Sickroom Notes from a Whiny, Wounded Epicurean

painting by H. James Hoff

Sickroom Notes from a Whiny, Wounded Epicurean[1]

Perhaps boasting non-stop about my superhuman immune system for the last thirty years wasn’t all that judicious. Oh, you should have heard my cock-a-doodle-doing![2].

My immune system makes Arnold Schwarzenegger look like Denver Pyle.

I haven’t been ill since the fall of the Berlin Wall.

An airborne virus does a one-eighty when it sees me bopping down the boulevard, etc. 

And it’s true that in my thirty-four years at Porter-Gaud, I maybe missed ten or so days in total, most often because of laryngitis.[3]

Well, comeuppance has arrived, taken off his mask, and sneezed in my face. For the last four days, when it comes to coughing fits, I’ve been giving tubercular John Keats and DH Lawrence a run for their money. Although doubly vaccinated, I drove the day before yesterday for a Covid test, which unsurprisingly was negative. Afterwards, I retreated to bed, ministered to by nurse Caroline, who throughout my malady has plied me with chicken broth, hot tea, and good advice, like not going the Singer/Soapbox Open Mic the previous Monday[4]

Let’s face it: a summer cold isn’t exactly kidney stones or a case of the shingles (not to mention bone cancer), so the source of this whine festival lies not so much in physical discomfort but in the boredom I’ve experienced, borderline ennui. I felt so drained Wednesday afternoon, I couldn’t read anything longer than a tweet, and scrolling down my feed is disheartening, with all that talk of the decline of democracy coming from the likes of Steve Schmidt and Bill Kristol.
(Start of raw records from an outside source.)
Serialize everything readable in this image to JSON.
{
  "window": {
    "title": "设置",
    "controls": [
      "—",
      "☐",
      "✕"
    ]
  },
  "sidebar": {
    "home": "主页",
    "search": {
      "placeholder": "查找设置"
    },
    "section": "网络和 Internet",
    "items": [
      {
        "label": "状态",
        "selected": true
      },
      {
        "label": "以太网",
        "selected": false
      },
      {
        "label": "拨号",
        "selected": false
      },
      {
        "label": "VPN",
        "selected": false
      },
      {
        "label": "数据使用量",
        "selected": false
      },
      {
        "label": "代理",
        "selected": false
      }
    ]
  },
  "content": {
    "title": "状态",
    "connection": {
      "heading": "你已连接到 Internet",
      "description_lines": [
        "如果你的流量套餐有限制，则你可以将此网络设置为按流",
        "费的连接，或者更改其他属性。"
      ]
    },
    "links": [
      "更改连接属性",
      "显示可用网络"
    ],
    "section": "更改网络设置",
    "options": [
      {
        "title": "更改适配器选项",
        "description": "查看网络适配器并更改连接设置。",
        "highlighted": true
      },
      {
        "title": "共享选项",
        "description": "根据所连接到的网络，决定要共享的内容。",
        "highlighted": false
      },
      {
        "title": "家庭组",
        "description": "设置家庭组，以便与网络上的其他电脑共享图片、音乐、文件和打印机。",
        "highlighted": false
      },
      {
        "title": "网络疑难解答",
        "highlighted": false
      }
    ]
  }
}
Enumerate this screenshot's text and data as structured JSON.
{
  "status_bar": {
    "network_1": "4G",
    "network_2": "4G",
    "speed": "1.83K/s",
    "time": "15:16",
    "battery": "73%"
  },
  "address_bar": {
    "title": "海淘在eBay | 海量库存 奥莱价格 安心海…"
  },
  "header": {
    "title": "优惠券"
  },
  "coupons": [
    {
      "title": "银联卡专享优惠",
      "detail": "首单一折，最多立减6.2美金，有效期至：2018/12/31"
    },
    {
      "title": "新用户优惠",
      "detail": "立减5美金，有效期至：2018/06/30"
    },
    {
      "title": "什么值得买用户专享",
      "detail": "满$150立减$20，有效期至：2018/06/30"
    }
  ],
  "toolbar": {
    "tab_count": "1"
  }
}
And I have two books I’m rarin’ to read, Peter Guralnick’s Looking to Get Lost: Adventures in Music and Writing and James McBride’s The Good Lord Bird, which until today lay on my bedside table like a couple of concrete blocks, heavy, cumbersome. Petite misère but for a second or two, misery nonetheless.

But, hey, I must be on the mend because I’m sitting at my desk and taking this opportunity to roll my right foot over a frozen water bottle to combat a king hell case of plantar fasciitis I’ve developed walking to and from bars on Folly Beach in flip flops.

Like they, say, there’s no fool like an aged, wounded epicurean.

still from WF Murnau’s film The Last Laugh


[1] No one can accuse me of click-baiting with that title.

[2] And no doubt you have if you know me personally.

[3] I also took a couple of personal days along the way, one to see the third game of the ’91 World Series, another to see the Stones in Columbia, and several during my late wife’s last week.

Missing school is a drag. It’s more work to miss than to trudge through (and I never got close enough to students infect, I’d like to think).

[4] I’d made a solemn promise to Kelly West I’d be there for her debut poem, and who would break a solemn vow because of what at that time was merely a scratchy throat?